- The problem: Going through the data below, copy out each line where the word "this" shows up.

====

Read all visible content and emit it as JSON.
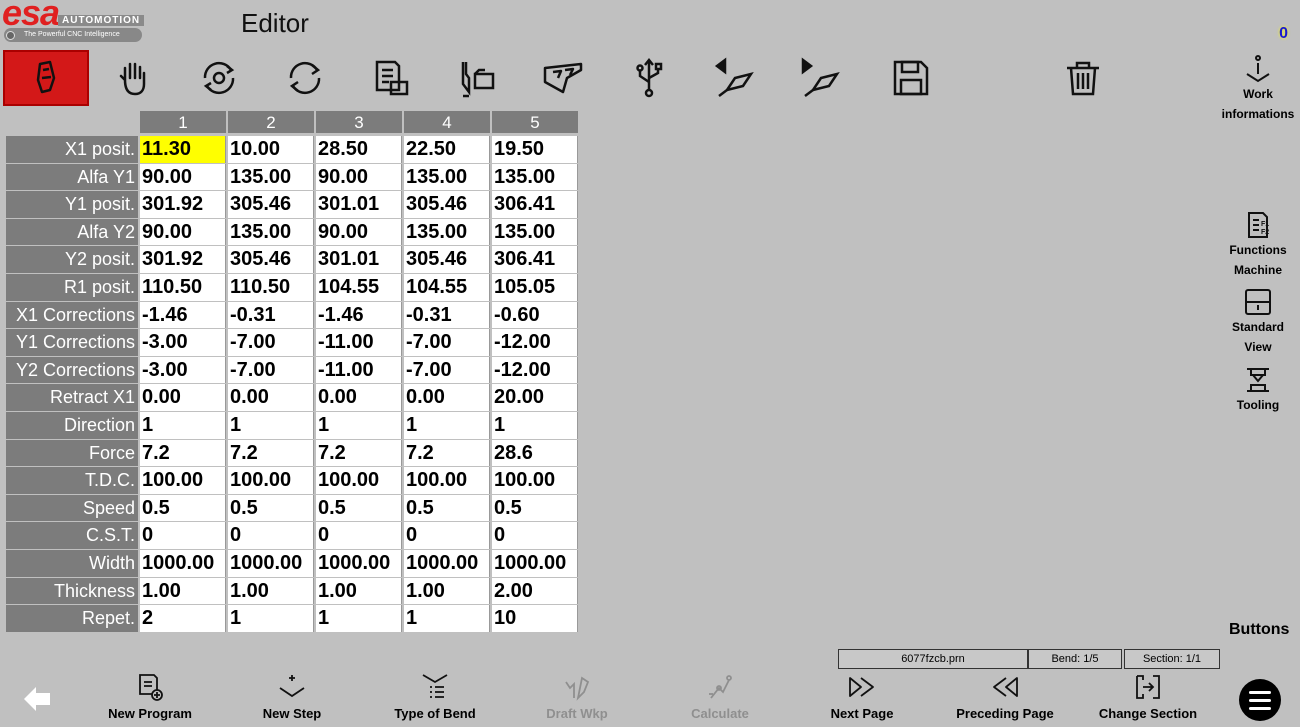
{
  "header": {
    "brand": "esa",
    "brand_suffix": "AUTOMOTION",
    "tagline": "The Powerful CNC Intelligence",
    "title": "Editor",
    "counter": "0"
  },
  "toolbar": [
    {
      "name": "edit-tool-icon",
      "active": true
    },
    {
      "name": "hand-manual-icon"
    },
    {
      "name": "tool-change-icon"
    },
    {
      "name": "refresh-cycle-icon"
    },
    {
      "name": "document-folder-icon"
    },
    {
      "name": "tool-folder-icon"
    },
    {
      "name": "bend-sequence-icon"
    },
    {
      "name": "usb-icon"
    },
    {
      "name": "previous-bend-icon"
    },
    {
      "name": "next-bend-icon"
    },
    {
      "name": "save-icon"
    },
    {
      "name": "trash-icon"
    }
  ],
  "side_panel": {
    "work_info": [
      "Work",
      "informations"
    ],
    "functions_machine": [
      "Functions",
      "Machine"
    ],
    "standard_view": [
      "Standard",
      "View"
    ],
    "tooling": "Tooling",
    "buttons": "Buttons"
  },
  "table": {
    "columns": [
      "1",
      "2",
      "3",
      "4",
      "5"
    ],
    "rows": [
      {
        "label": "X1 posit.",
        "values": [
          "11.30",
          "10.00",
          "28.50",
          "22.50",
          "19.50"
        ]
      },
      {
        "label": "Alfa Y1",
        "values": [
          "90.00",
          "135.00",
          "90.00",
          "135.00",
          "135.00"
        ]
      },
      {
        "label": "Y1 posit.",
        "values": [
          "301.92",
          "305.46",
          "301.01",
          "305.46",
          "306.41"
        ]
      },
      {
        "label": "Alfa Y2",
        "values": [
          "90.00",
          "135.00",
          "90.00",
          "135.00",
          "135.00"
        ]
      },
      {
        "label": "Y2 posit.",
        "values": [
          "301.92",
          "305.46",
          "301.01",
          "305.46",
          "306.41"
        ]
      },
      {
        "label": "R1 posit.",
        "values": [
          "110.50",
          "110.50",
          "104.55",
          "104.55",
          "105.05"
        ]
      },
      {
        "label": "X1 Corrections",
        "values": [
          "-1.46",
          "-0.31",
          "-1.46",
          "-0.31",
          "-0.60"
        ]
      },
      {
        "label": "Y1 Corrections",
        "values": [
          "-3.00",
          "-7.00",
          "-11.00",
          "-7.00",
          "-12.00"
        ]
      },
      {
        "label": "Y2 Corrections",
        "values": [
          "-3.00",
          "-7.00",
          "-11.00",
          "-7.00",
          "-12.00"
        ]
      },
      {
        "label": "Retract X1",
        "values": [
          "0.00",
          "0.00",
          "0.00",
          "0.00",
          "20.00"
        ]
      },
      {
        "label": "Direction",
        "values": [
          "1",
          "1",
          "1",
          "1",
          "1"
        ]
      },
      {
        "label": "Force",
        "values": [
          "7.2",
          "7.2",
          "7.2",
          "7.2",
          "28.6"
        ]
      },
      {
        "label": "T.D.C.",
        "values": [
          "100.00",
          "100.00",
          "100.00",
          "100.00",
          "100.00"
        ]
      },
      {
        "label": "Speed",
        "values": [
          "0.5",
          "0.5",
          "0.5",
          "0.5",
          "0.5"
        ]
      },
      {
        "label": "C.S.T.",
        "values": [
          "0",
          "0",
          "0",
          "0",
          "0"
        ]
      },
      {
        "label": "Width",
        "values": [
          "1000.00",
          "1000.00",
          "1000.00",
          "1000.00",
          "1000.00"
        ]
      },
      {
        "label": "Thickness",
        "values": [
          "1.00",
          "1.00",
          "1.00",
          "1.00",
          "2.00"
        ]
      },
      {
        "label": "Repet.",
        "values": [
          "2",
          "1",
          "1",
          "1",
          "10"
        ]
      }
    ],
    "selected": {
      "row": 0,
      "col": 0
    }
  },
  "status": {
    "file": "6077fzcb.prn",
    "bend": "Bend: 1/5",
    "section": "Section: 1/1"
  },
  "bottom": {
    "new_program": "New Program",
    "new_step": "New Step",
    "type_of_bend": "Type of Bend",
    "draft_wkp": "Draft Wkp",
    "calculate": "Calculate",
    "next_page": "Next Page",
    "preceding_page": "Preceding Page",
    "change_section": "Change Section"
  },
  "colors": {
    "background": "#c0c0c0",
    "accent_red": "#d31818",
    "selected_cell": "#ffff00",
    "header_cell": "#7c7c7c"
  }
}
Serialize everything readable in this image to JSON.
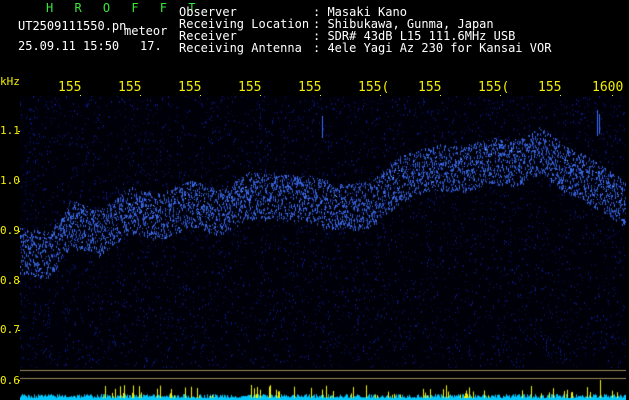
{
  "title": "H R O F F T",
  "filename": "UT2509111550.pn",
  "file_suffix": "meteor",
  "datetime": "25.09.11 15:50",
  "count": "17.",
  "info": [
    {
      "label": "Observer",
      "value": ": Masaki Kano"
    },
    {
      "label": "Receiving Location",
      "value": ": Shibukawa, Gunma, Japan"
    },
    {
      "label": "Receiver",
      "value": ": SDR# 43dB L15 111.6MHz USB"
    },
    {
      "label": "Receiving Antenna",
      "value": ": 4ele Yagi Az 230 for Kansai VOR"
    }
  ],
  "y_unit": "kHz",
  "y_ticks": [
    "1.1",
    "1.0",
    "0.9",
    "0.8",
    "0.7",
    "0.6"
  ],
  "x_ticks": [
    "155",
    "155",
    "155",
    "155",
    "155",
    "155(",
    "155",
    "155(",
    "155",
    "1600"
  ],
  "colors": {
    "background": "#000000",
    "header_text": "#ffffff",
    "title": "#39e63a",
    "axis_labels": "#f4f000",
    "signal": "#3a6bff",
    "noise": "#0b1a8a",
    "footer_level": "#00c8ff",
    "footer_spikes": "#f4f000"
  }
}
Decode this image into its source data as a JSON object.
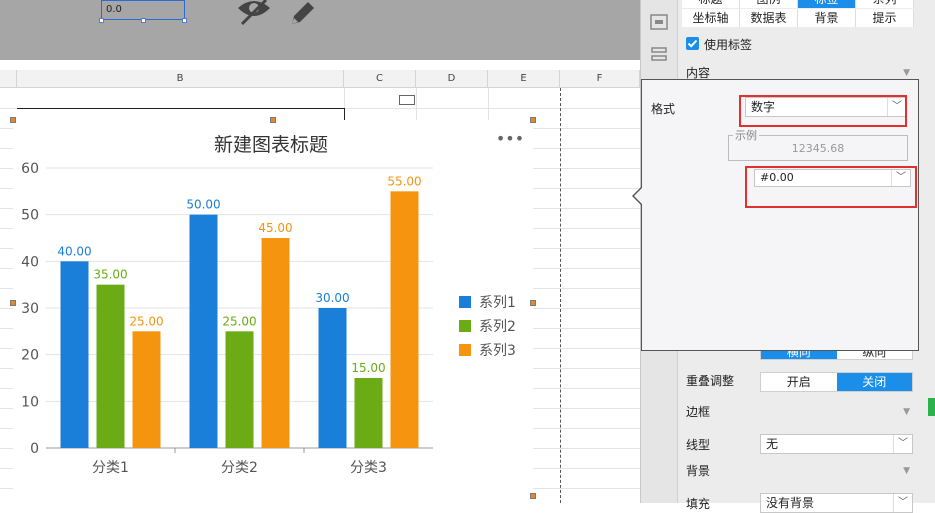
{
  "toolbar": {
    "textbox_value": "0.0",
    "icons": [
      "eye-off-icon",
      "pencil-icon"
    ]
  },
  "sheet": {
    "columns": [
      "B",
      "C",
      "D",
      "E",
      "F"
    ]
  },
  "chart_data": {
    "type": "bar",
    "title": "新建图表标题",
    "categories": [
      "分类1",
      "分类2",
      "分类3"
    ],
    "series": [
      {
        "name": "系列1",
        "values": [
          40,
          50,
          30
        ],
        "color": "#1a7fd8"
      },
      {
        "name": "系列2",
        "values": [
          35,
          25,
          15
        ],
        "color": "#6aab16"
      },
      {
        "name": "系列3",
        "values": [
          25,
          45,
          55
        ],
        "color": "#f5950f"
      }
    ],
    "ylim": [
      0,
      60
    ],
    "yticks": [
      0,
      10,
      20,
      30,
      40,
      50,
      60
    ],
    "data_label_format": "0.00",
    "legend": "right",
    "grid": true,
    "xlabel": "",
    "ylabel": "",
    "more_icon": "ellipsis-icon"
  },
  "panel": {
    "tabs_top": [
      "标题",
      "图例",
      "标签",
      "系列"
    ],
    "tabs_top_active": 2,
    "tabs_second": [
      "坐标轴",
      "数据表",
      "背景",
      "提示"
    ],
    "use_label_checkbox": "使用标签",
    "use_label_checked": true,
    "content_section": "内容",
    "overlap_label": "重叠调整",
    "overlap_options": [
      "开启",
      "关闭"
    ],
    "overlap_selected": 1,
    "direction_options": [
      "横向",
      "纵向"
    ],
    "direction_selected": 0,
    "border_section": "边框",
    "line_type_label": "线型",
    "line_type_value": "无",
    "background_section": "背景",
    "fill_label": "填充",
    "fill_value": "没有背景"
  },
  "popup": {
    "format_label": "格式",
    "format_value": "数字",
    "example_legend": "示例",
    "example_value": "12345.68",
    "pattern_value": "#0.00"
  }
}
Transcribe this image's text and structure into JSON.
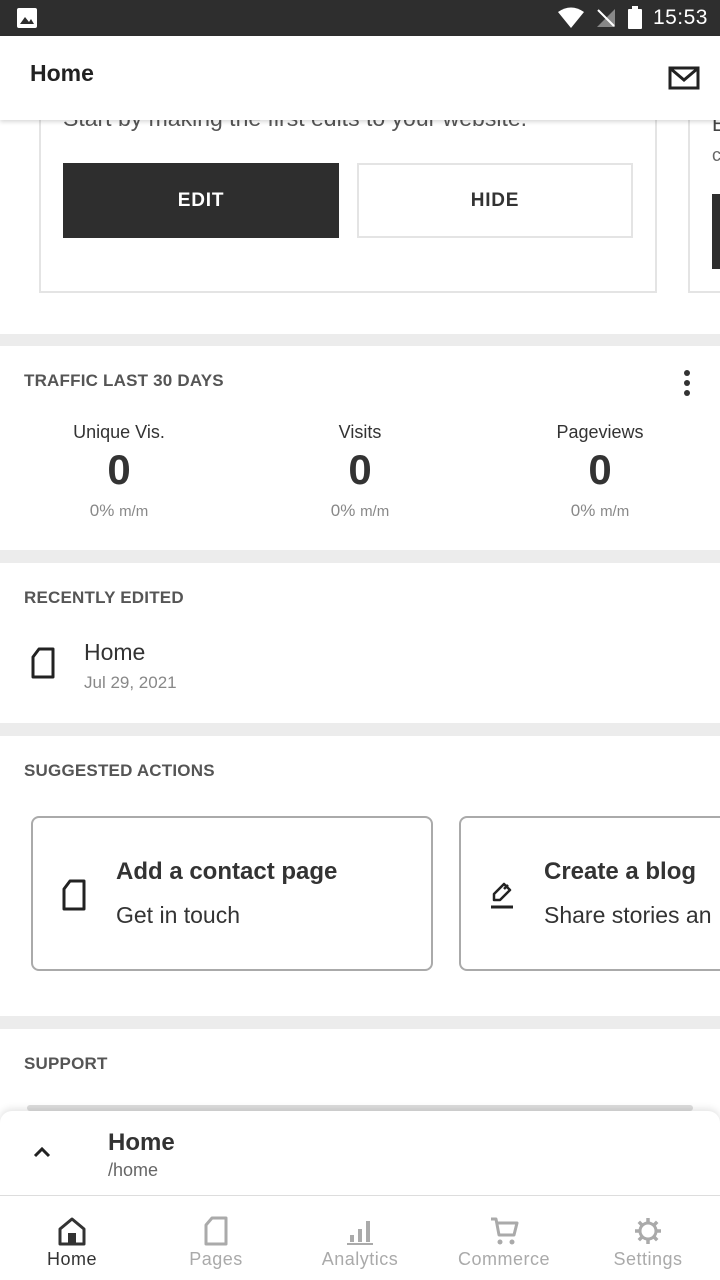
{
  "status_bar": {
    "time": "15:53",
    "icons": [
      "image-icon",
      "wifi-icon",
      "no-signal-icon",
      "battery-icon"
    ]
  },
  "app_bar": {
    "title": "Home",
    "icon": "mail-icon"
  },
  "get_started": {
    "text": "Start by making the first edits to your website.",
    "edit_label": "EDIT",
    "hide_label": "HIDE",
    "next_card_fragment_1": "E",
    "next_card_fragment_2": "c"
  },
  "traffic": {
    "heading": "TRAFFIC LAST 30 DAYS",
    "menu_icon": "more-vert-icon",
    "metrics": [
      {
        "label": "Unique Vis.",
        "value": "0",
        "change": "0%",
        "unit": "m/m"
      },
      {
        "label": "Visits",
        "value": "0",
        "change": "0%",
        "unit": "m/m"
      },
      {
        "label": "Pageviews",
        "value": "0",
        "change": "0%",
        "unit": "m/m"
      }
    ]
  },
  "recently_edited": {
    "heading": "RECENTLY EDITED",
    "items": [
      {
        "title": "Home",
        "date": "Jul 29, 2021",
        "icon": "page-icon"
      }
    ]
  },
  "suggested_actions": {
    "heading": "SUGGESTED ACTIONS",
    "cards": [
      {
        "title": "Add a contact page",
        "subtitle": "Get in touch",
        "icon": "page-icon"
      },
      {
        "title": "Create a blog",
        "subtitle": "Share stories an",
        "icon": "edit-pen-icon"
      }
    ]
  },
  "support": {
    "heading": "SUPPORT"
  },
  "page_selector": {
    "title": "Home",
    "path": "/home",
    "icon": "chevron-up-icon"
  },
  "bottom_nav": {
    "items": [
      {
        "label": "Home",
        "icon": "home-icon",
        "active": true
      },
      {
        "label": "Pages",
        "icon": "pages-icon",
        "active": false
      },
      {
        "label": "Analytics",
        "icon": "analytics-icon",
        "active": false
      },
      {
        "label": "Commerce",
        "icon": "cart-icon",
        "active": false
      },
      {
        "label": "Settings",
        "icon": "gear-icon",
        "active": false
      }
    ]
  },
  "colors": {
    "dark": "#2e2e2e",
    "background": "#ececec",
    "muted_text": "#888888",
    "inactive_nav": "#aaaaaa"
  }
}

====

- Task result:
Serialize everything readable in this image to JSON.
Decode this image into its source data as a JSON object.
Transcribe this image's text and structure into JSON.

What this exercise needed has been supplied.